Rice Fortification: Harnessing the power of improved nutrition to combat diarrhea
Diarrhea and malnutrition form a vicious circle together which, if not addressed, can threaten the lives of millions
Malnutrition is the root of various diseases. It is one of India’s most significant human development challenge threatening the health of over 2 million people who are suffering from hidden hunger and vitamin and mineral deficiencies. It also plays a key role in the rapid occurrence of diarrhea in children. Children who are deprived of good nutrition because of inadequate feeding suffer from more severe, frequent, and long- lasting diarrheal episodes. The risk of death from an episode of persistent diarrhea also intensifies as the child is already undernourished. Diarrhea is the second leading infectious killer causing the death of half a million children under the age of five per year around the world.
Since there is a strong correlation between malnutrition and occurrence of diarrhea, good feeding practices become a key to control both. The World Health Organization and UNICEF recommend an integrated approach to prevent and treat diarrheal disease. The tools include vaccines, WASH (water, sanitation, and hygiene), nutrition, breastfeeding, and treatment with oral rehydration solution (ORS) + zinc.
Several strategies have also been identified to address micronutrient malnutrition. Of all these, food fortification is the most effective intervention to deliver nutritious food to a large population. By improving daily nutrient intake, fortified food prevents vitamin and mineral deficiency-related diseases, strengthens the immune system, prevents infections like diarrhea, and improves productivity and cognitive development.
Rice fortification to the rescue
Rice is the staple food of India.
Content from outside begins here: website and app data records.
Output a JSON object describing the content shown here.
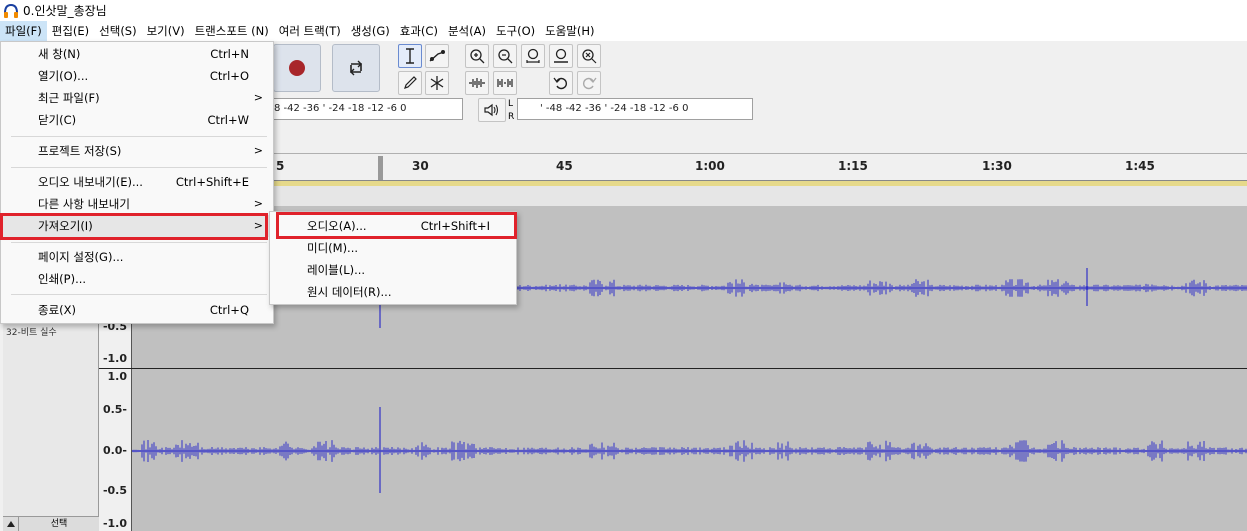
{
  "window": {
    "title": "0.인삿말_총장님"
  },
  "menubar": {
    "items": [
      "파일(F)",
      "편집(E)",
      "선택(S)",
      "보기(V)",
      "트랜스포트 (N)",
      "여러 트랙(T)",
      "생성(G)",
      "효과(C)",
      "분석(A)",
      "도구(O)",
      "도움말(H)"
    ]
  },
  "file_menu": {
    "new": {
      "label": "새 창(N)",
      "shortcut": "Ctrl+N"
    },
    "open": {
      "label": "열기(O)...",
      "shortcut": "Ctrl+O"
    },
    "recent": {
      "label": "최근 파일(F)",
      "submenu": ">"
    },
    "close": {
      "label": "닫기(C)",
      "shortcut": "Ctrl+W"
    },
    "save_project": {
      "label": "프로젝트 저장(S)",
      "submenu": ">"
    },
    "export_audio": {
      "label": "오디오 내보내기(E)...",
      "shortcut": "Ctrl+Shift+E"
    },
    "export_other": {
      "label": "다른 사항 내보내기",
      "submenu": ">"
    },
    "import": {
      "label": "가져오기(I)",
      "submenu": ">"
    },
    "page_setup": {
      "label": "페이지 설정(G)..."
    },
    "print": {
      "label": "인쇄(P)..."
    },
    "exit": {
      "label": "종료(X)",
      "shortcut": "Ctrl+Q"
    }
  },
  "import_submenu": {
    "audio": {
      "label": "오디오(A)...",
      "shortcut": "Ctrl+Shift+I"
    },
    "midi": {
      "label": "미디(M)..."
    },
    "labels": {
      "label": "레이블(L)..."
    },
    "raw": {
      "label": "원시 데이터(R)..."
    }
  },
  "meters": {
    "record_scale": "8 -42 -36   '   -24 -18 -12  -6  0",
    "play_lr_top": "L",
    "play_lr_bottom": "R",
    "play_scale": "'    -48 -42 -36   '   -24 -18 -12  -6  0"
  },
  "timeline": {
    "ticks": [
      "5",
      "30",
      "45",
      "1:00",
      "1:15",
      "1:30",
      "1:45"
    ]
  },
  "track": {
    "format": "32-비트 실수",
    "select_label": "선택",
    "upper_channel_labels": [
      "-0.5",
      "-1.0"
    ],
    "lower_channel_labels": [
      "1.0",
      "0.5-",
      "0.0-",
      "-0.5",
      "-1.0"
    ]
  },
  "colors": {
    "waveform": "#3232c8",
    "highlight_box": "#e0222b",
    "wave_bg": "#c0c0c0"
  }
}
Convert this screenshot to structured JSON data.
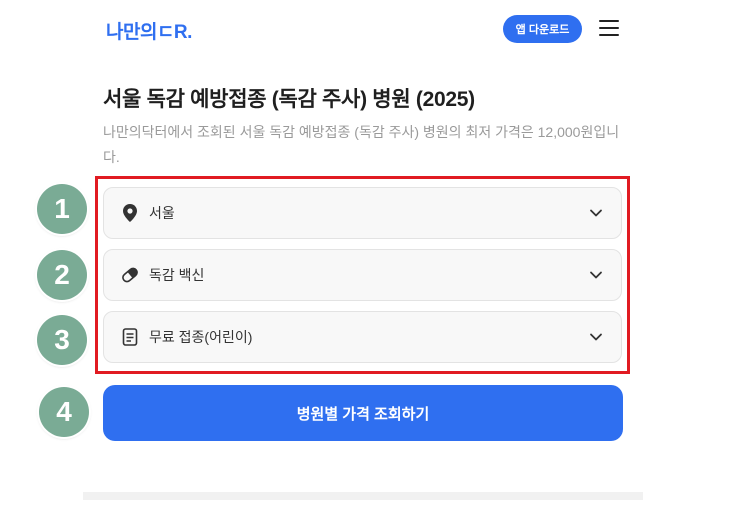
{
  "header": {
    "logo_text": "나만의",
    "logo_suffix": "ㄷR.",
    "app_button": "앱 다운로드"
  },
  "page": {
    "title": "서울 독감 예방접종 (독감 주사) 병원 (2025)",
    "description": "나만의닥터에서 조회된 서울 독감 예방접종 (독감 주사) 병원의 최저 가격은 12,000원입니다."
  },
  "selectors": {
    "region": "서울",
    "vaccine": "독감 백신",
    "type": "무료 접종(어린이)"
  },
  "markers": [
    "1",
    "2",
    "3",
    "4"
  ],
  "cta_label": "병원별 가격 조회하기",
  "colors": {
    "brand": "#2f6ff0",
    "highlight_border": "#e11b22",
    "marker": "#7aab95"
  }
}
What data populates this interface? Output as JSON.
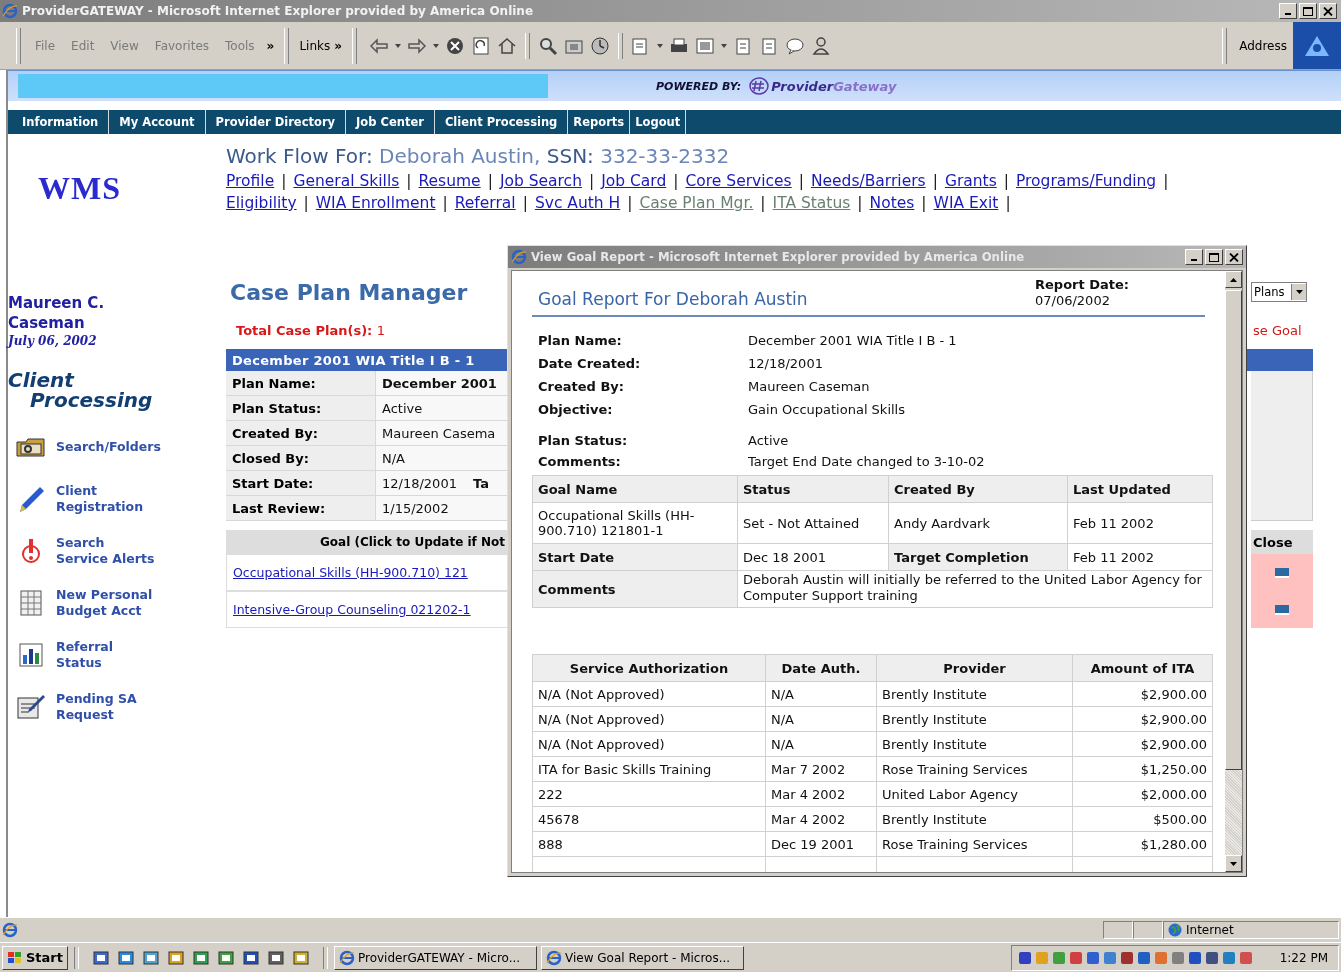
{
  "browser": {
    "title": "ProviderGATEWAY - Microsoft Internet Explorer provided by America Online",
    "menu": [
      "File",
      "Edit",
      "View",
      "Favorites",
      "Tools"
    ],
    "menu_chevron": "»",
    "links_label": "Links",
    "links_chevron": "»",
    "address_label": "Address"
  },
  "banner": {
    "powered_by": "POWERED BY:",
    "brand_first": "Provider",
    "brand_second": "Gateway"
  },
  "nav": [
    "Information",
    "My Account",
    "Provider Directory",
    "Job Center",
    "Client Processing",
    "Reports",
    "Logout"
  ],
  "sidebar": {
    "logo": "WMS",
    "user_name": "Maureen C. Caseman",
    "date": "July 06, 2002",
    "section_first": "Client",
    "section_second": "Processing",
    "items": [
      {
        "lines": [
          "Search/Folders"
        ]
      },
      {
        "lines": [
          "Client",
          "Registration"
        ]
      },
      {
        "lines": [
          "Search",
          "Service Alerts"
        ]
      },
      {
        "lines": [
          "New Personal",
          "Budget Acct"
        ]
      },
      {
        "lines": [
          "Referral",
          "Status"
        ]
      },
      {
        "lines": [
          "Pending SA",
          "Request"
        ]
      }
    ]
  },
  "workflow": {
    "label": "Work Flow For:",
    "client": "Deborah Austin,",
    "ssn_label": "SSN:",
    "ssn": "332-33-2332",
    "link_rows": [
      [
        {
          "label": "Profile",
          "visited": false,
          "separator": "|"
        },
        {
          "label": "General Skills",
          "visited": false,
          "separator": "|"
        },
        {
          "label": "Resume",
          "visited": false,
          "separator": "|"
        },
        {
          "label": "Job Search",
          "visited": false,
          "separator": "|"
        },
        {
          "label": "Job Card",
          "visited": false,
          "separator": "|"
        },
        {
          "label": "Core Services",
          "visited": false,
          "separator": "|"
        },
        {
          "label": "Needs/Barriers",
          "visited": false,
          "separator": "|"
        },
        {
          "label": "Grants",
          "visited": false,
          "separator": "|"
        },
        {
          "label": "Programs/Funding",
          "visited": false,
          "separator": "|"
        }
      ],
      [
        {
          "label": "Eligibility",
          "visited": false,
          "separator": "|"
        },
        {
          "label": "WIA Enrollment",
          "visited": false,
          "separator": "|"
        },
        {
          "label": "Referral",
          "visited": false,
          "separator": "|"
        },
        {
          "label": "Svc Auth H",
          "visited": false,
          "separator": "|"
        },
        {
          "label": "Case Plan Mgr.",
          "visited": true,
          "separator": "|"
        },
        {
          "label": "ITA Status",
          "visited": true,
          "separator": "|"
        },
        {
          "label": "Notes",
          "visited": false,
          "separator": "|"
        },
        {
          "label": "WIA Exit",
          "visited": false,
          "separator": "|"
        }
      ]
    ]
  },
  "case_plan": {
    "title": "Case Plan Manager",
    "total_label": "Total Case Plan(s):",
    "total": "1",
    "view_select": "Plans",
    "close_goal_fragment": "se Goal",
    "plan_header": "December 2001 WIA Title I B - 1",
    "fields": [
      {
        "label": "Plan Name:",
        "value": "December 2001",
        "bold": true
      },
      {
        "label": "Plan Status:",
        "value": "Active",
        "bold": false
      },
      {
        "label": "Created By:",
        "value": "Maureen Casema",
        "bold": false
      },
      {
        "label": "Closed By:",
        "value": "N/A",
        "bold": false
      },
      {
        "label": "Start Date:",
        "value": "12/18/2001",
        "bold": false,
        "trailing_label": "Ta"
      },
      {
        "label": "Last Review:",
        "value": "1/15/2002",
        "bold": false
      }
    ],
    "goal_header": "Goal (Click to Update if Not",
    "close_header": "Close",
    "goals": [
      {
        "label": "Occupational Skills (HH-900.710) 121"
      },
      {
        "label": "Intensive-Group Counseling 021202-1"
      }
    ]
  },
  "popup": {
    "title": "View Goal Report - Microsoft Internet Explorer provided by America Online",
    "report_title": "Goal Report For Deborah Austin",
    "report_date_label": "Report Date:",
    "report_date": "07/06/2002",
    "fields": [
      {
        "label": "Plan Name:",
        "value": "December 2001 WIA Title I B - 1"
      },
      {
        "label": "Date Created:",
        "value": "12/18/2001"
      },
      {
        "label": "Created By:",
        "value": "Maureen Caseman"
      },
      {
        "label": "Objective:",
        "value": "Gain Occupational Skills"
      },
      {
        "label": "Plan Status:",
        "value": "Active"
      },
      {
        "label": "Comments:",
        "value": "Target End Date changed to 3-10-02"
      }
    ],
    "goal_table": {
      "columns": [
        "Goal Name",
        "Status",
        "Created By",
        "Last Updated"
      ],
      "row": [
        "Occupational Skills (HH-900.710) 121801-1",
        "Set - Not Attained",
        "Andy Aardvark",
        "Feb 11 2002"
      ],
      "start_label": "Start Date",
      "start": "Dec 18 2001",
      "target_label": "Target Completion",
      "target": "Feb 11 2002",
      "comments_label": "Comments",
      "comments": "Deborah Austin will initially be referred to the United Labor Agency for Computer Support training"
    },
    "auth_table": {
      "columns": [
        "Service Authorization",
        "Date Auth.",
        "Provider",
        "Amount of ITA"
      ],
      "rows": [
        [
          "N/A (Not Approved)",
          "N/A",
          "Brently Institute",
          "$2,900.00"
        ],
        [
          "N/A (Not Approved)",
          "N/A",
          "Brently Institute",
          "$2,900.00"
        ],
        [
          "N/A (Not Approved)",
          "N/A",
          "Brently Institute",
          "$2,900.00"
        ],
        [
          "ITA for Basic Skills Training",
          "Mar 7 2002",
          "Rose Training Services",
          "$1,250.00"
        ],
        [
          "222",
          "Mar 4 2002",
          "United Labor Agency",
          "$2,000.00"
        ],
        [
          "45678",
          "Mar 4 2002",
          "Brently Institute",
          "$500.00"
        ],
        [
          "888",
          "Dec 19 2001",
          "Rose Training Services",
          "$1,280.00"
        ]
      ]
    }
  },
  "status_bar": {
    "zone": "Internet"
  },
  "taskbar": {
    "start": "Start",
    "tasks": [
      "ProviderGATEWAY - Micro...",
      "View Goal Report - Micros..."
    ],
    "time": "1:22 PM"
  }
}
Rice can improve health for millions of people at risk of malnutrition and diarrhea if it is packed with nutrients. How can this be done? The answer is rice fortification. Since milled rice is typically devoid of essential nutrients, it is necessary to fortify it with vitamins and minerals to meet nutritional needs.
Fortified rice kernels are produced with a mixture of rice flour and a blend of micronutrients using an extruder (pasta making) equipment. The kernels are then added to traditional rice, typically in a ratio of 1:100, resulting in fortified rice. This fortified rice smells, looks, cooks and tastes like normal rice.
PATH has become a pioneer in rice fortification in India
A leader in global health innovation, PATH is at the forefront of finding and implementing effective approaches to boost and enhance rice fortification across the world. PATH’s Ultra Rice® technology ensures that the benefits of fortified rice reach the majority. To ensure this, PATH has licensed the Ultra Rice® technology to leading rice millers in India to help them produce grains for distribution through public sector channels and private sector markets.
Feeding the future through fortified rice.
PATH, in partnership with the Akshaya Patra Foundation introduced a comprehensive nutrition program in Karnataka and Gujarat government schools. Through this initiative, midday meals containing fortified rice have been introduced. Our comprehensive strategy for these programs not only aimed at improving the health of school children but also at providing them with a curriculum that covers nutrition and health-enhancing behaviors. Children are now aware of the need for dietary diversity, personal hygiene, and cleanliness of the classroom and they work in teams to keep their school premises tidy. This approach proved to be an effective intervention to reach the community, highlighting the importance of good nutrition and health by incorporating children as agents of change. While students, teachers, and parents are appreciating the benefits of eating fortified rice, they are also realizing the importance of ensuring safe drinking water, personal hygiene, and clean surroundings for a healthy life.
Evaluation studies undertaken on these school feeding programs have confirmed that daily consumption of fortified rice leads to improved nutritional and cognitive indicators among school children.
The impact of the intervention was measured in six districts of Karnataka with two years of intervention. There was a 9% reduction in underweight cases and a 3.8% decrease in stunting. The study also documented positive impact on reducing morbidity as incidences of children falling sick reduced from 37% to 16% while of diarrhea decreased from 4.33% to 0.83%.
Right nutrition can fight diarrhea
As seen from the positive impact of rice fortification in improving health, improved nutrition can curb diarrhea to a large extent. The effects of diarrhea are proportional to the degree of malnutrition, being greatest when malnutrition is severe. Thus, diarrhea is, in reality, very much a nutritional disease and ensuring right feeding practices through innovations like rice fortification is a firm step ahead in defeating diarrhea.